ARM provide a guide to setting-up and using their online-compiler here. For the SDP-K1 the following guide can also be used to help understand the process. Specifically for the EVAL-AD5686R evaluation board and the SDP-K1, the following steps can be used.

  • Go here to find the EVAL-AD568x-AD569x firmware example.

AD568x-AD569x

  • Connect your controller board to your computer - your mbed-enabled board will show as a USB drive.
  • Import into your online compiler workspace by clicking the Import into Compiler button.
  • Select the newly imported program, and select your controller board (e.g. SDP-K1) - see the links above if this process is new to you.
  • Click the compile button
  • <note important>No compile-time Macros are required for the online compiler.</note>
  • When compile is completed you will be given the option of saving a .bin file to your system.
  • Drag and drop the binary to your USB drive, this will flash the binary to your board.

Using the Software

The firmware is delivered as a basic, text-based user-interface that operates through a UART on the controller board using the same USB cable that is used to flash the firmware to the boards.
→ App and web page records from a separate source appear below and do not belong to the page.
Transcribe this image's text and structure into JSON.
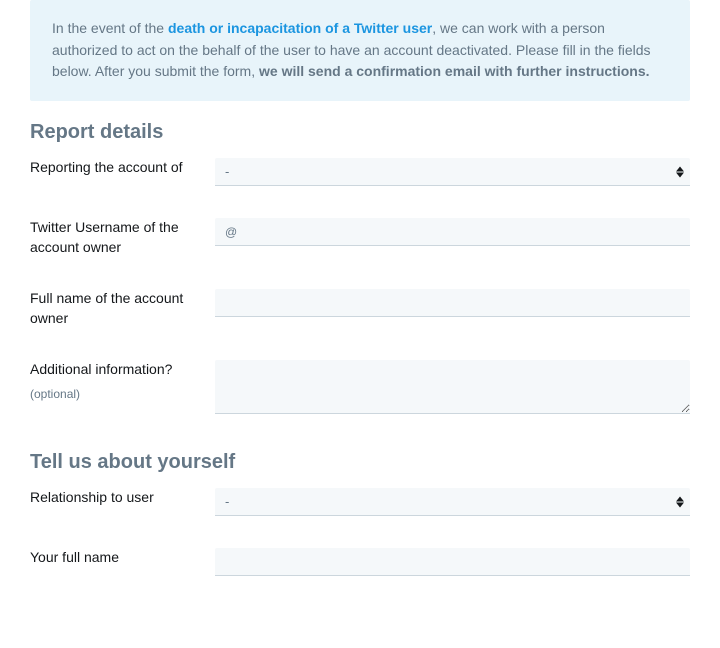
{
  "notice": {
    "pre": "In the event of the ",
    "link": "death or incapacitation of a Twitter user",
    "post": ", we can work with a person authorized to act on the behalf of the user to have an account deactivated. Please fill in the fields below. After you submit the form, ",
    "bold": "we will send a confirmation email with further instructions."
  },
  "section1": {
    "title": "Report details",
    "fields": {
      "reporting_account": {
        "label": "Reporting the account of",
        "selected": "-"
      },
      "username": {
        "label": "Twitter Username of the account owner",
        "prefix": "@",
        "value": ""
      },
      "fullname": {
        "label": "Full name of the account owner",
        "value": ""
      },
      "additional": {
        "label": "Additional information?",
        "optional": "(optional)",
        "value": ""
      }
    }
  },
  "section2": {
    "title": "Tell us about yourself",
    "fields": {
      "relationship": {
        "label": "Relationship to user",
        "selected": "-"
      },
      "your_fullname": {
        "label": "Your full name",
        "value": ""
      }
    }
  }
}
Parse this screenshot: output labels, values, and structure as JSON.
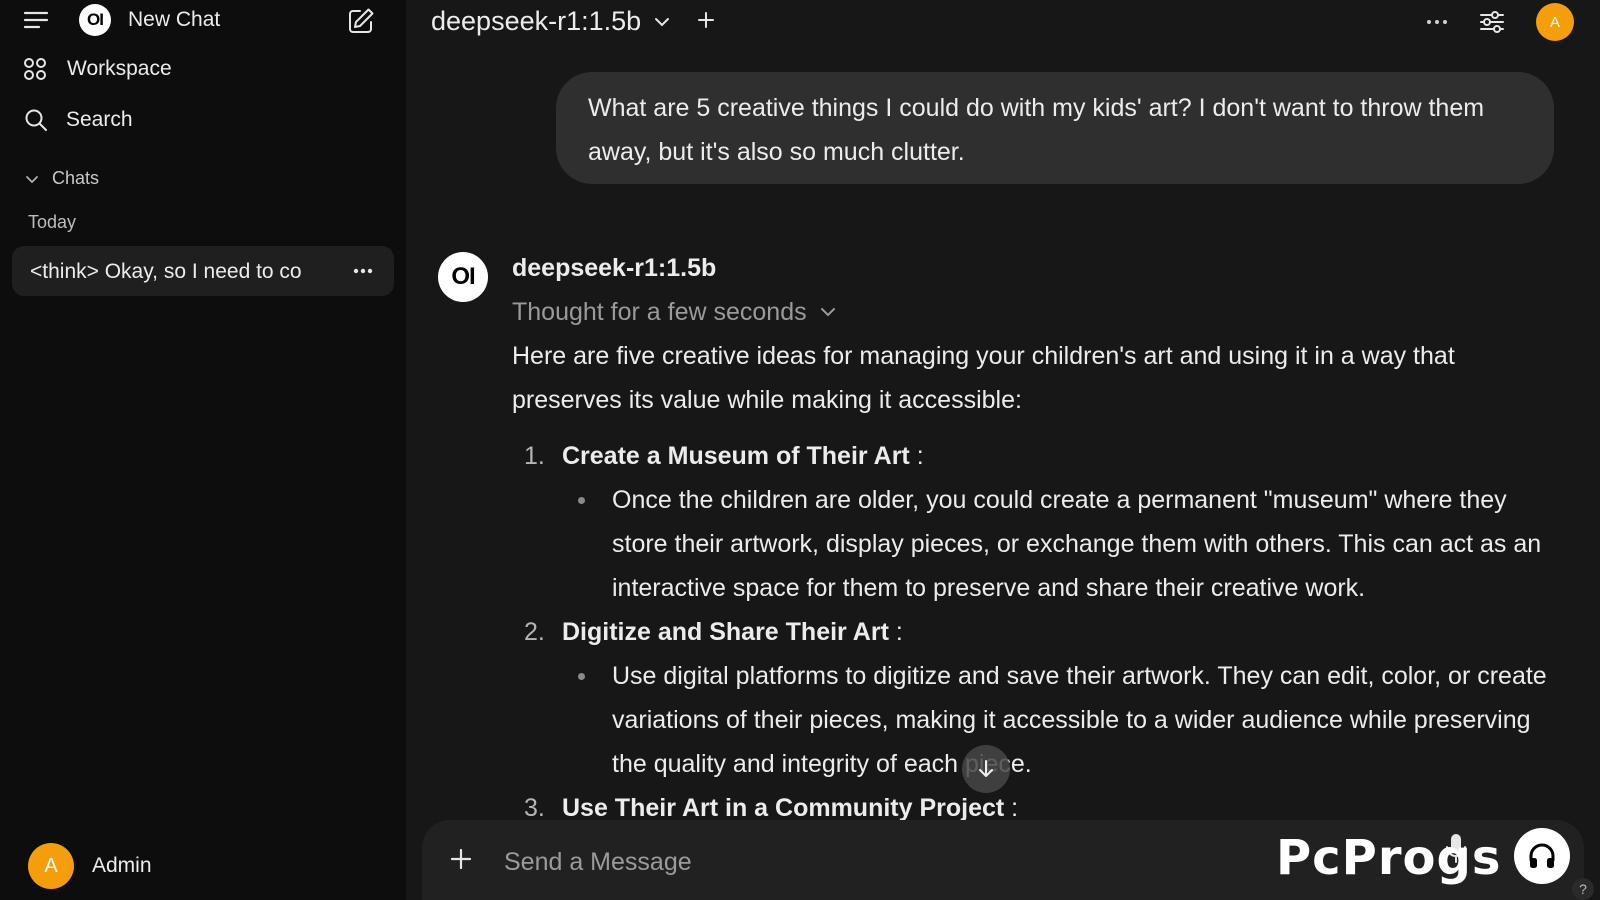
{
  "sidebar": {
    "new_chat_label": "New Chat",
    "logo_text": "OI",
    "workspace_label": "Workspace",
    "search_label": "Search",
    "chats_section_label": "Chats",
    "today_label": "Today",
    "chat_items": [
      {
        "label": "<think> Okay, so I need to co"
      }
    ],
    "user": {
      "initial": "A",
      "name": "Admin"
    }
  },
  "header": {
    "model_name": "deepseek-r1:1.5b",
    "avatar_initial": "A"
  },
  "conversation": {
    "user_message": "What are 5 creative things I could do with my kids' art? I don't want to throw them away, but it's also so much clutter.",
    "assistant": {
      "logo_text": "OI",
      "model_name": "deepseek-r1:1.5b",
      "thought_label": "Thought for a few seconds",
      "intro": "Here are five creative ideas for managing your children's art and using it in a way that preserves its value while making it accessible:",
      "items": [
        {
          "number": "1.",
          "title": "Create a Museum of Their Art",
          "suffix": " :",
          "bullet": "Once the children are older, you could create a permanent \"museum\" where they store their artwork, display pieces, or exchange them with others. This can act as an interactive space for them to preserve and share their creative work."
        },
        {
          "number": "2.",
          "title": "Digitize and Share Their Art",
          "suffix": " :",
          "bullet": "Use digital platforms to digitize and save their artwork. They can edit, color, or create variations of their pieces, making it accessible to a wider audience while preserving the quality and integrity of each piece."
        },
        {
          "number": "3.",
          "title": "Use Their Art in a Community Project",
          "suffix": " :"
        }
      ]
    }
  },
  "composer": {
    "placeholder": "Send a Message"
  },
  "watermark": "PcProgs",
  "help_label": "?",
  "colors": {
    "sidebar_bg": "#0d0d0d",
    "main_bg": "#171717",
    "bubble_bg": "#2f2f2f",
    "avatar": "#f59e0b"
  }
}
Any terminal-emulator should work, but it is not possible for Analog Devices to test every one. It is necessary to connect a serial terminal-emulator to interact with the running firmware.
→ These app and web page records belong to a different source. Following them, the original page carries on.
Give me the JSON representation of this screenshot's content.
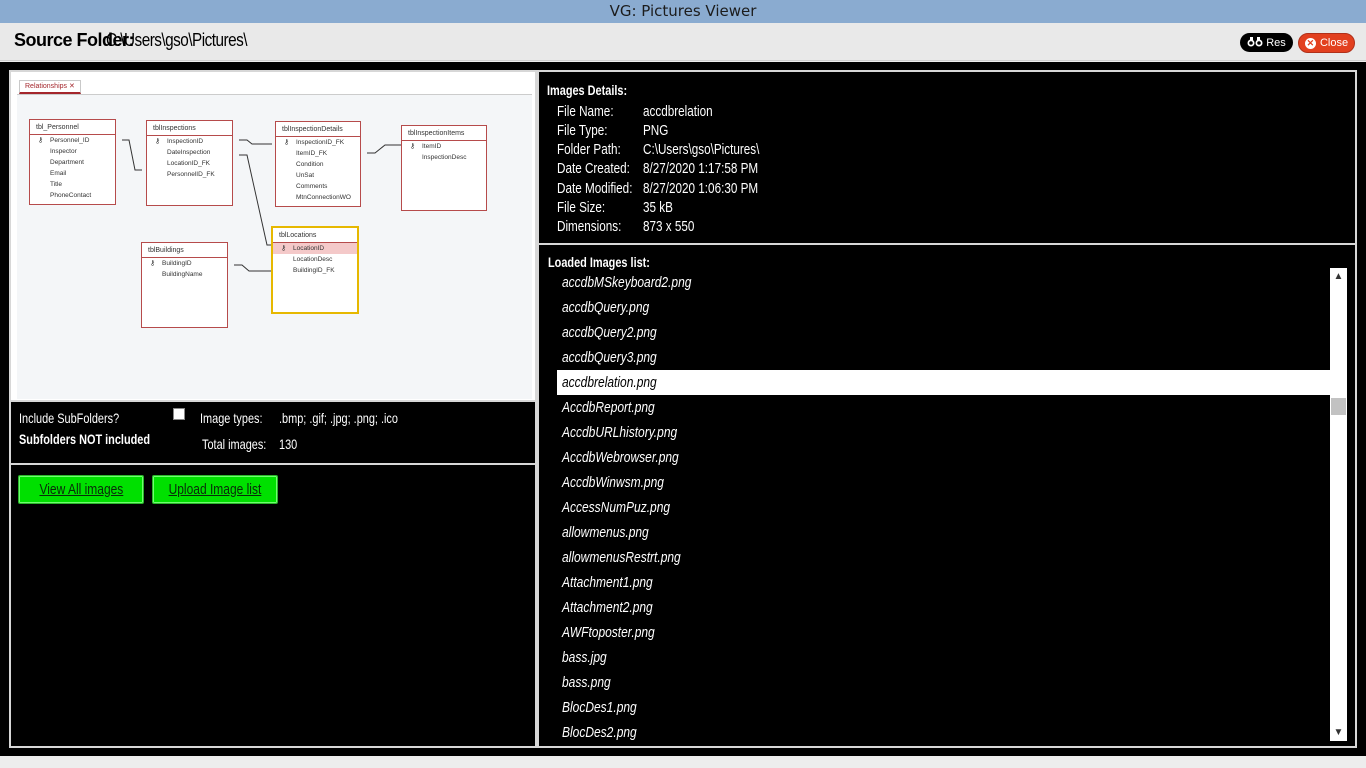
{
  "window": {
    "title": "VG: Pictures Viewer"
  },
  "header": {
    "source_label": "Source Folder:",
    "source_value": "C:\\Users\\gso\\Pictures\\",
    "res_label": "Res",
    "close_label": "Close"
  },
  "preview": {
    "tab_label": "Relationships",
    "tables": [
      {
        "name": "tbl_Personnel",
        "fields": [
          "Personnel_ID",
          "Inspector",
          "Department",
          "Email",
          "Title",
          "PhoneContact"
        ]
      },
      {
        "name": "tblInspections",
        "fields": [
          "InspectionID",
          "DateInspection",
          "LocationID_FK",
          "PersonnelID_FK"
        ]
      },
      {
        "name": "tblInspectionDetails",
        "fields": [
          "InspectionID_FK",
          "ItemID_FK",
          "Condition",
          "UnSat",
          "Comments",
          "MtnConnectionWO"
        ]
      },
      {
        "name": "tblInspectionItems",
        "fields": [
          "ItemID",
          "InspectionDesc"
        ]
      },
      {
        "name": "tblLocations",
        "fields": [
          "LocationID",
          "LocationDesc",
          "BuildingID_FK"
        ]
      },
      {
        "name": "tblBuildings",
        "fields": [
          "BuildingID",
          "BuildingName"
        ]
      }
    ]
  },
  "options": {
    "include_subfolders_label": "Include SubFolders?",
    "subfolders_status": "Subfolders NOT included",
    "image_types_label": "Image types:",
    "image_types_value": ".bmp; .gif; .jpg; .png; .ico",
    "total_images_label": "Total images:",
    "total_images_value": "130"
  },
  "buttons": {
    "view_all": "View All images",
    "upload_list": "Upload Image list"
  },
  "details": {
    "title": "Images Details:",
    "rows": [
      {
        "label": "File Name:",
        "value": "accdbrelation"
      },
      {
        "label": "File Type:",
        "value": "PNG"
      },
      {
        "label": "Folder Path:",
        "value": "C:\\Users\\gso\\Pictures\\"
      },
      {
        "label": "Date Created:",
        "value": "8/27/2020 1:17:58 PM"
      },
      {
        "label": "Date Modified:",
        "value": "8/27/2020 1:06:30 PM"
      },
      {
        "label": "File Size:",
        "value": "35 kB"
      },
      {
        "label": "Dimensions:",
        "value": "873 x 550"
      }
    ]
  },
  "list": {
    "title": "Loaded Images list:",
    "items": [
      "accdbMSkeyboard2.png",
      "accdbQuery.png",
      "accdbQuery2.png",
      "accdbQuery3.png",
      "accdbrelation.png",
      "AccdbReport.png",
      "AccdbURLhistory.png",
      "AccdbWebrowser.png",
      "AccdbWinwsm.png",
      "AccessNumPuz.png",
      "allowmenus.png",
      "allowmenusRestrt.png",
      "Attachment1.png",
      "Attachment2.png",
      "AWFtoposter.png",
      "bass.jpg",
      "bass.png",
      "BlocDes1.png",
      "BlocDes2.png"
    ],
    "selected_index": 4
  },
  "colors": {
    "titlebar": "#8aabd0",
    "button_green": "#00e000",
    "close_red": "#e2401f"
  }
}
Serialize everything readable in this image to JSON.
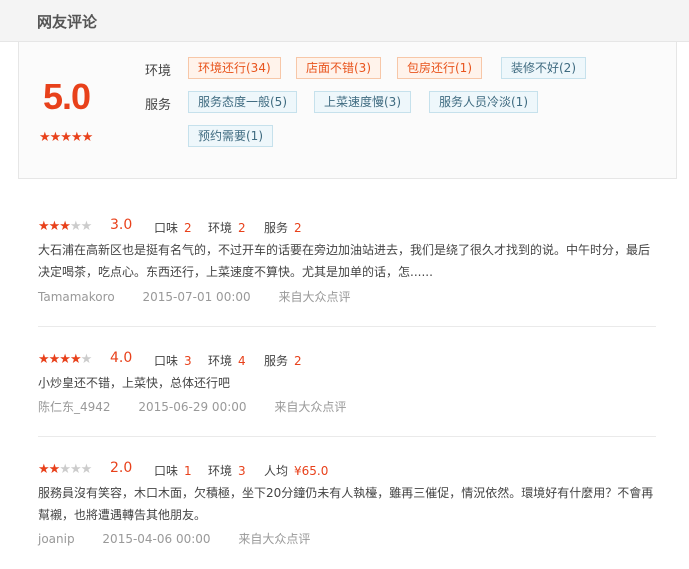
{
  "header": {
    "title": "网友评论"
  },
  "summary": {
    "score": "5.0",
    "stars": "★★★★★",
    "env_label": "环境",
    "service_label": "服务",
    "env_tags": [
      {
        "text": "环境还行(34)",
        "tone": "positive"
      },
      {
        "text": "店面不错(3)",
        "tone": "positive"
      },
      {
        "text": "包房还行(1)",
        "tone": "positive"
      },
      {
        "text": "装修不好(2)",
        "tone": "negative"
      }
    ],
    "service_tags": [
      {
        "text": "服务态度一般(5)",
        "tone": "negative"
      },
      {
        "text": "上菜速度慢(3)",
        "tone": "negative"
      },
      {
        "text": "服务人员冷淡(1)",
        "tone": "negative"
      },
      {
        "text": "预约需要(1)",
        "tone": "negative"
      }
    ]
  },
  "reviews": [
    {
      "rating": 3,
      "score": "3.0",
      "stars_on": "★★★",
      "stars_off": "★★",
      "m1_label": "口味",
      "m1_value": "2",
      "m2_label": "环境",
      "m2_value": "2",
      "m3_label": "服务",
      "m3_value": "2",
      "text": "大石浦在高新区也是挺有名气的，不过开车的话要在旁边加油站进去，我们是绕了很久才找到的说。中午时分，最后决定喝茶，吃点心。东西还行，上菜速度不算快。尤其是加单的话，怎......",
      "user": "Tamamakoro",
      "date": "2015-07-01 00:00",
      "source": "来自大众点评"
    },
    {
      "rating": 4,
      "score": "4.0",
      "stars_on": "★★★★",
      "stars_off": "★",
      "m1_label": "口味",
      "m1_value": "3",
      "m2_label": "环境",
      "m2_value": "4",
      "m3_label": "服务",
      "m3_value": "2",
      "text": "小炒皇还不错，上菜快，总体还行吧",
      "user": "陈仁东_4942",
      "date": "2015-06-29 00:00",
      "source": "来自大众点评"
    },
    {
      "rating": 2,
      "score": "2.0",
      "stars_on": "★★",
      "stars_off": "★★★",
      "m1_label": "口味",
      "m1_value": "1",
      "m2_label": "环境",
      "m2_value": "3",
      "m3_label": "人均",
      "m3_value": "¥65.0",
      "text": "服務員沒有笑容，木口木面，欠積極，坐下20分鐘仍未有人執檯，雖再三催促，情況依然。環境好有什麼用？不會再幫襯，也將遭遇轉告其他朋友。",
      "user": "joanip",
      "date": "2015-04-06 00:00",
      "source": "来自大众点评"
    }
  ],
  "colors": {
    "accent": "#e8411b",
    "positive_tag_bg": "#fff3eb",
    "negative_tag_bg": "#eef7fb"
  }
}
Here CoolTerm is used as an example, Analog Devices does not endorse any particular program for this, but CoolTerm works well and is made freely available, other terminals such as Tera Term, or PuTTY will work just as well. Set the baud-rate for 115200 and keep the defaults for everything else. The actual values used can be found by looking at the source code in main.cpp
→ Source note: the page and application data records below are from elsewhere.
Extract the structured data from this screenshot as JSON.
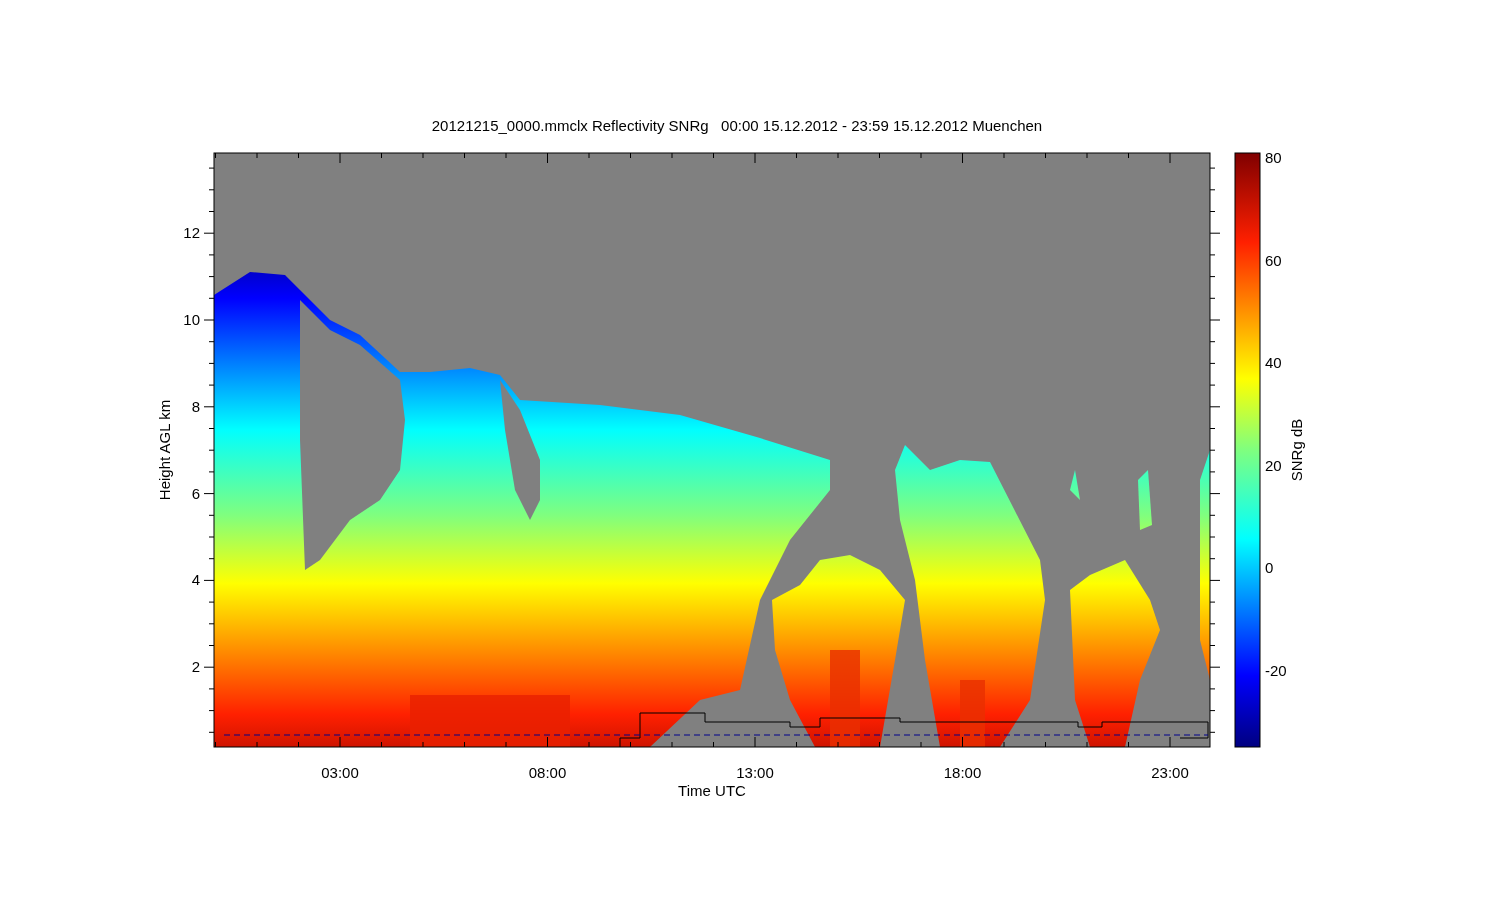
{
  "title": "20121215_0000.mmclx Reflectivity SNRg   00:00 15.12.2012 - 23:59 15.12.2012 Muenchen",
  "x_axis": {
    "label": "Time UTC",
    "ticks": [
      "03:00",
      "08:00",
      "13:00",
      "18:00",
      "23:00"
    ]
  },
  "y_axis": {
    "label": "Height AGL km",
    "ticks": [
      "12",
      "10",
      "8",
      "6",
      "4",
      "2"
    ]
  },
  "colorbar": {
    "label": "SNRg dB",
    "ticks": [
      "80",
      "60",
      "40",
      "20",
      "0",
      "-20"
    ]
  }
}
The software is designed to be intuitive to use, and requires little explanation, simply enter a number corresponding to the required command and follow the on-screen prompts. The code is also written with a view to keeping things simple, you do not have to be a coding-ninja to understand and expand upon the delivered functions.

It is hoped that the most common functions of the nanoDAC+ family are coded, but it's likely that some special functionality is not implemented.

Feel free to consult Analog Devices Engineer-Zone for feature requests, feedback, bug-reports etc.

The software comes with an app_config.h file which (at the moment) serves two purposes.

  1. Select the active device to test.
  2. Configure the pins you want to use to connect the controller board to the evaluation board.

The software supports most products in nanoDAC+ family, change the #define ACTIVE_DEVICE ID_ADXXXXX found in app_config.h to suit your selected device. The products supported are enumerated in the ad5686_type, which is an enum found in AD5686.h, the software defaults to the AD5686R device.

resources/tools-software/product-support-software/nanodac-mbed.txt · Last modified: 23 Aug 2019 15:40 by Ekilgarr